With the change, Corbin’s office will no longer have any full-time OET staff, though the statement stresses that the office is not being closed… at least, not yet.

“The cabinet will work with the local Workforce Development Board, and other state and local partners and officials to determine if the affected local offices will continue to operate and how best to deliver those services,” said the statement.
A total of 95 employees will be affected by the reorganization, all of which will be given the chance to transfer to one of the 20 locations left untouched by the decision, or to another cabinet position within state government.

According to Heiner’s statement, the reorganization is “necessary to create a firm foundation for the transformation of Kentucky’s workforce system,” which aims to “make the current workforce system more efficient and balance a shortfall in federal funding.”

Kim Brannock, a representative for the cabinet, said Friday that despite measures that had been taken to prevent a possible reorganization, budgets continued to suffer.

“Over the past two years a hiring freeze has been in place in order to try an avoid this. A reduction in travel and a petition to the federal government for more federal funding were also efforts taken to prevent this action.” said Brannock. “At the end of the 2016 fiscal year, they [the OET] had ran over their $8.6 million dollar grant budget by $4.6 million dollars.”

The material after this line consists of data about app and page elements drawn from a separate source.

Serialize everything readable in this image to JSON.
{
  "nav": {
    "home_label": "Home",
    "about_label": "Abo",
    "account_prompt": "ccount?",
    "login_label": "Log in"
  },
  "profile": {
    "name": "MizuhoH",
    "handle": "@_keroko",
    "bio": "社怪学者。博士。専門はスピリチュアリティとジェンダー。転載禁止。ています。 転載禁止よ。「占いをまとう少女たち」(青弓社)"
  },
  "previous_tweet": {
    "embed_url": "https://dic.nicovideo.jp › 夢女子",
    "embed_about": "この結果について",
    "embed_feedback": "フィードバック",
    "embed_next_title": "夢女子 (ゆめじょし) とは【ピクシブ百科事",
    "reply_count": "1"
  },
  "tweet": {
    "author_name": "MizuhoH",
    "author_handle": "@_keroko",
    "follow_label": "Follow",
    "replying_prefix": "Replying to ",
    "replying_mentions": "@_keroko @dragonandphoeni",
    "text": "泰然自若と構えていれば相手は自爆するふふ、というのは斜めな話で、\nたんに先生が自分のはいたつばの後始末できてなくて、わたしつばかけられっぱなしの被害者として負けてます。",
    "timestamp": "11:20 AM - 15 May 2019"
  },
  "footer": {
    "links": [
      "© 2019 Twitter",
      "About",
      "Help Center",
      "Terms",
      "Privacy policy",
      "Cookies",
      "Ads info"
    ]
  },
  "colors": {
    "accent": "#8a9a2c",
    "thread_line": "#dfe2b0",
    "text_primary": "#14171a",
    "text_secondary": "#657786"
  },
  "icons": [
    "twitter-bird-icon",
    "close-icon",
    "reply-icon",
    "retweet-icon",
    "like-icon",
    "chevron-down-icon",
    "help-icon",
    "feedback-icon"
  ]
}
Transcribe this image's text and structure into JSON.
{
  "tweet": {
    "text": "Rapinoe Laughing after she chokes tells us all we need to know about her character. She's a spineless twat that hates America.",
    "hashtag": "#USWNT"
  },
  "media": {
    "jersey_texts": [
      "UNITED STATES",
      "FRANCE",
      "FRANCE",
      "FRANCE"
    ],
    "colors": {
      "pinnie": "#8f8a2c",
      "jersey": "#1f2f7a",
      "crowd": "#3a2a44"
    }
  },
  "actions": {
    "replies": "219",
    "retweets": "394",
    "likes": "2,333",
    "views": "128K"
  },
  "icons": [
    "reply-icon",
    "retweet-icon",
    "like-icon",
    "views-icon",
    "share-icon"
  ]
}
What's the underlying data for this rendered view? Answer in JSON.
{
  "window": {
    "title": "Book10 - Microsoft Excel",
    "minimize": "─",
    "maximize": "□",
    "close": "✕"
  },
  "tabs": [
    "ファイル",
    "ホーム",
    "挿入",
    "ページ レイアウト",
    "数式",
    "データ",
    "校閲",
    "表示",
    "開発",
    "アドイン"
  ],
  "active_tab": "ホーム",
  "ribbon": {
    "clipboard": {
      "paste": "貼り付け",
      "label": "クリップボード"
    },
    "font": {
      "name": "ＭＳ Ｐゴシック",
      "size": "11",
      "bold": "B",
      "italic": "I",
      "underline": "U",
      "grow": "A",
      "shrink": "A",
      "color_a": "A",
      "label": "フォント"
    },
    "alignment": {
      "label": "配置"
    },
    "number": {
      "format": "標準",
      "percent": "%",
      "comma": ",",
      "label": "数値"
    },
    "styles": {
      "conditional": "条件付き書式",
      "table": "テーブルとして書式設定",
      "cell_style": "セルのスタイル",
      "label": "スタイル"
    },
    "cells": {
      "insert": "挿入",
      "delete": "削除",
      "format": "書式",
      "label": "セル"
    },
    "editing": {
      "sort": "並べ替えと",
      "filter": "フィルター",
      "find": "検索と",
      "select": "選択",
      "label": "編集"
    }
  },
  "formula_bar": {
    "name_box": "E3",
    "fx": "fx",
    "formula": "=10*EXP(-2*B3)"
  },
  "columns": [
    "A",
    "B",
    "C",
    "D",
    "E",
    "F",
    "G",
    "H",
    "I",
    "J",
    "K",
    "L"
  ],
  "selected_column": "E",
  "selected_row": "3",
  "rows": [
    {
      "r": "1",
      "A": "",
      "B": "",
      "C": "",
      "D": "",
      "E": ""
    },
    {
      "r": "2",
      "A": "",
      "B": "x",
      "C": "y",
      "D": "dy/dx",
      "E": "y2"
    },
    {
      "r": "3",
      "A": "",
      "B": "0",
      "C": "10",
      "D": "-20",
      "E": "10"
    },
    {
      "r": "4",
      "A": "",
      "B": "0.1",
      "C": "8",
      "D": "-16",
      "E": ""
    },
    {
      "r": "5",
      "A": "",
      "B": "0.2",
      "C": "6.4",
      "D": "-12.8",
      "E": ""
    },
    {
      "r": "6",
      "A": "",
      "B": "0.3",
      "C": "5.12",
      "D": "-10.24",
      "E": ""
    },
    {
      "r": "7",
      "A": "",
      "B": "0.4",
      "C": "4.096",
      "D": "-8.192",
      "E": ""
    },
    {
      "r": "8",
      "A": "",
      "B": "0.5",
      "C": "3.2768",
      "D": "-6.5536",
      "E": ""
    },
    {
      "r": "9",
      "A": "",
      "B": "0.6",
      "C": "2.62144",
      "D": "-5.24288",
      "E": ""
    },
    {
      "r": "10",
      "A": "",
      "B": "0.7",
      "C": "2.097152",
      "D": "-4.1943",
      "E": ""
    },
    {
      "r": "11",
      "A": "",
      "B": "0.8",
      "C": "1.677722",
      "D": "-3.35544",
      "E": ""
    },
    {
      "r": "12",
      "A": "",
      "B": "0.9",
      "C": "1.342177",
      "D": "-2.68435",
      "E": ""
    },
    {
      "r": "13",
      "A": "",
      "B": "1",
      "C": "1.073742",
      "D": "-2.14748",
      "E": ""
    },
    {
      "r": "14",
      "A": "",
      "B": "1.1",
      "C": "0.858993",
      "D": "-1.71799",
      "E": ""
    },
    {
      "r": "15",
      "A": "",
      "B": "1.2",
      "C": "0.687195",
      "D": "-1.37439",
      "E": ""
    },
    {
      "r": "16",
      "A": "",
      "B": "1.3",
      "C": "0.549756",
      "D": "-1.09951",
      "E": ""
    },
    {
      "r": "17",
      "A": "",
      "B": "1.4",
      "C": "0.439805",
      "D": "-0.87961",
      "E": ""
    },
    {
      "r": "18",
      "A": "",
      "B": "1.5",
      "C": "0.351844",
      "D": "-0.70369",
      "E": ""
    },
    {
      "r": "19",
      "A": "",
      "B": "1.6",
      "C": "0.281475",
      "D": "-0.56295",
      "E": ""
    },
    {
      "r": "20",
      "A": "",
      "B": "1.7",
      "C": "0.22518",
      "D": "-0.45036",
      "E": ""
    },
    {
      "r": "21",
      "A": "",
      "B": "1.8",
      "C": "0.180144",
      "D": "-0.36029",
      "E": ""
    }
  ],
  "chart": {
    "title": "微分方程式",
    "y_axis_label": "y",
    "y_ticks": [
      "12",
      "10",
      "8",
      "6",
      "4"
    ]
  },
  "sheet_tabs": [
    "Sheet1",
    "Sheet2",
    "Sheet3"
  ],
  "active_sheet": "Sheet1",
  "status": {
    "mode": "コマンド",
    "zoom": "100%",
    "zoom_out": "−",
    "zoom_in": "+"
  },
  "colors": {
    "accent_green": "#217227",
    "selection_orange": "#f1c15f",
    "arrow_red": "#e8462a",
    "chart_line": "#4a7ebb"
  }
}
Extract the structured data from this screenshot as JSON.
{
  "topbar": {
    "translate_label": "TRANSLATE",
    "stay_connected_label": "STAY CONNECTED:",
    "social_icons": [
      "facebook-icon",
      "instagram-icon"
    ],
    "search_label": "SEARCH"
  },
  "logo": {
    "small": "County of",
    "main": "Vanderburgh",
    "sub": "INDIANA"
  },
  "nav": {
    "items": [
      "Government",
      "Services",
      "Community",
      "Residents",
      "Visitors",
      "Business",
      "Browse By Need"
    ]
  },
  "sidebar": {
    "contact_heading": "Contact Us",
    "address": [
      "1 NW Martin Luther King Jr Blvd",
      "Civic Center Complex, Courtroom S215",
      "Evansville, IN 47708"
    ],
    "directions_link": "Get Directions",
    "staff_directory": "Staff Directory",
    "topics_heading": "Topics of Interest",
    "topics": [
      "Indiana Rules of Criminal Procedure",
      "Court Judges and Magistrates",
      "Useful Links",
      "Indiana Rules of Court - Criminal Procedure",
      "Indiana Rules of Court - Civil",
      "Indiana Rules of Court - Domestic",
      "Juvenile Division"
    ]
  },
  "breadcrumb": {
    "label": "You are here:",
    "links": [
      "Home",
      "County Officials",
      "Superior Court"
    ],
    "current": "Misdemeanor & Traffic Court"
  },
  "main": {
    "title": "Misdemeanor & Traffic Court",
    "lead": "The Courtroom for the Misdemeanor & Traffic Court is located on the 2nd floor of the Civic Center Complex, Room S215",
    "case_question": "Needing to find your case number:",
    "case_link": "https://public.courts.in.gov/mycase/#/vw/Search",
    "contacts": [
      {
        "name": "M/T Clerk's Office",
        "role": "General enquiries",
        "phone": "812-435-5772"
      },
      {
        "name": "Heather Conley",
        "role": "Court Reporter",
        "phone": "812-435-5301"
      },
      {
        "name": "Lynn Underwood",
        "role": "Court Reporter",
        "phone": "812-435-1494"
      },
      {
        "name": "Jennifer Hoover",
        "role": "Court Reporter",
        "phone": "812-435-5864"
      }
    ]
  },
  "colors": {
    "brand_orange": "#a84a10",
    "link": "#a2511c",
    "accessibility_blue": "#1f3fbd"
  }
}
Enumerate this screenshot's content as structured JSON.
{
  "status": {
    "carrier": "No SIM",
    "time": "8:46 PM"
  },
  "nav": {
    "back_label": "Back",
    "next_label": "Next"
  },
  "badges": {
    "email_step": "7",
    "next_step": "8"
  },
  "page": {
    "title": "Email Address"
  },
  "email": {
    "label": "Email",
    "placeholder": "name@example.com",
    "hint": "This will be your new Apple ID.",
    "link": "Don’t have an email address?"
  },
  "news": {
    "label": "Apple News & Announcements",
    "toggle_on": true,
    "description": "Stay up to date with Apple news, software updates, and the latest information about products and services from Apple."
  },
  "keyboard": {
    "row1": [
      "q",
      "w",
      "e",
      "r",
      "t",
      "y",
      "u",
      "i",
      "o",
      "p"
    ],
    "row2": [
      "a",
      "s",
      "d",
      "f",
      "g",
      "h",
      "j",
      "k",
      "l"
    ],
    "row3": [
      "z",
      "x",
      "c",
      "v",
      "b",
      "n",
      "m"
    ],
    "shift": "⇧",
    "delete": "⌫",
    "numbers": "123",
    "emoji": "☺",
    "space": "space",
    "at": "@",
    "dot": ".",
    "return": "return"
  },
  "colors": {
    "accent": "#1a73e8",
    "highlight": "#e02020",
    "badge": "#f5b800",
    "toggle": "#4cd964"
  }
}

Heiner’s statement says that the cabinet believes this decision to be in the best interest of not only its workers, but also of job seekers and tax payers throughout the state.